Stand-up comedy shows are notoriously raw and edgy. It’s not everyone’s cup of tea. But do we really need the government’s do-gooders policing the scene?


If this was worth $22,500, I won’t be surprised if people with very thin skins are soon out trolling comedy clubs looking to get, you know, offended.




The overreaching of Canada’s human rights commissions and tribunals into matters of free speech, as regular readers know, has been a problem for many, many years. But most politicians have lacked the fortitude to tackle the problem.

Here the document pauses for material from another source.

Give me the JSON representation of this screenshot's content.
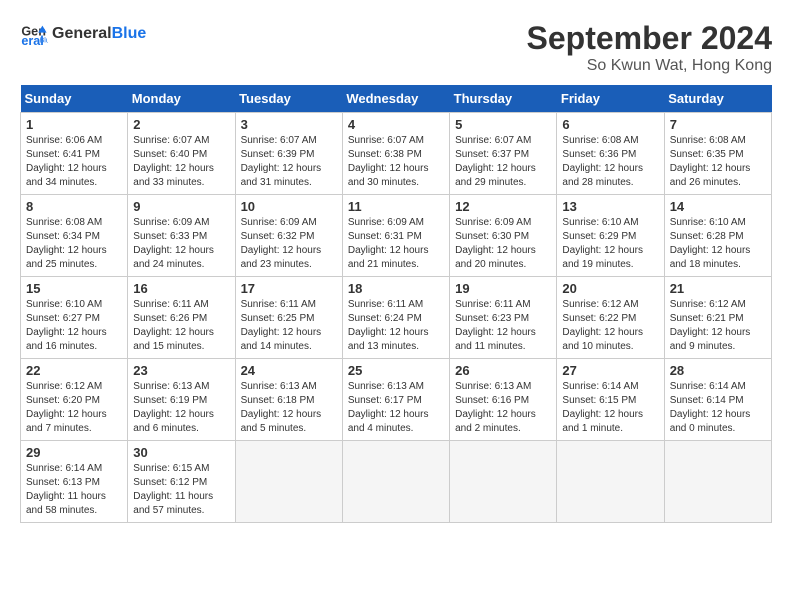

Instead, they’ve mouthed their dismay but, for the most part, left it to the courts to slap down the most outrageous decisions of these powerful quasi-judicial bodies.


The complainant’s case is argued on their behalf by the state, at taxpayers’ expense. The accused, meanwhile, must pay for their own defence.


In this case, Earle, who readily admits he’s not a man of great means, asked if he could testify electronically — it being 2010, video conferencing was well beyond the experimental stage — rather than have to fly back to Vancouver and pay for lodgings. The tribunal said no. Its ruling, however, noted only that oral submissions were heard from "all parties who chose to participate."


The tribunal deserves all the scorn now being heaped upon it.







Canada's kangaroo courts strike a rocky mountain low


But because Earle made a dyke joke, he was found by the government of B.C. to have been a law-breaker. That’s why he has to pay Pardy 15 grand.


And the bar owner has to pay her $7,500, too.  His name is Sam Ismail, a refugee from Iraq. He’s actually a booster of gay rights. The bar’s clientele was 60% gay, and he hosted a weekly lesbian comedy night. But he’s being punished because one of his comedians said something that he didn’t censor.


So what’s the rule now? If Guy Earle can’t call someone a dyke, even if they’re necking with their girlfriend at a comedy club, can a lesbian comedian say that? Is there a special rule that you can be offensive, if you’re part of the offended group?


If you took the n-word out of Chris Rock or Eddie Murphy’s stand-up routine, there really isn’t a lot left. Is it OK if minorities say racist words, but not whites?


How would that rule apply to Barack Obama, who is half black and half white? Could he only tell PG-rated jokes?


Let’s accept that Earle was rude. So what’s that got to do with the government? Do we now have official joke-testers?


Does Commissar Geiger-Adam, the chief kangaroo, have some special, official sense of humour? So if he laughs, it’s legal, but if he doesn’t, it’s not?


Should we have a 1-800 number that comedians can call to be directly connected to a government agency that will give them a quick answer on whether or not a particular joke is OK?


Guy Earle told some bad jokes. But the biggest joke of all is the B.C. human rights tribunal — and our freedom is the punchline.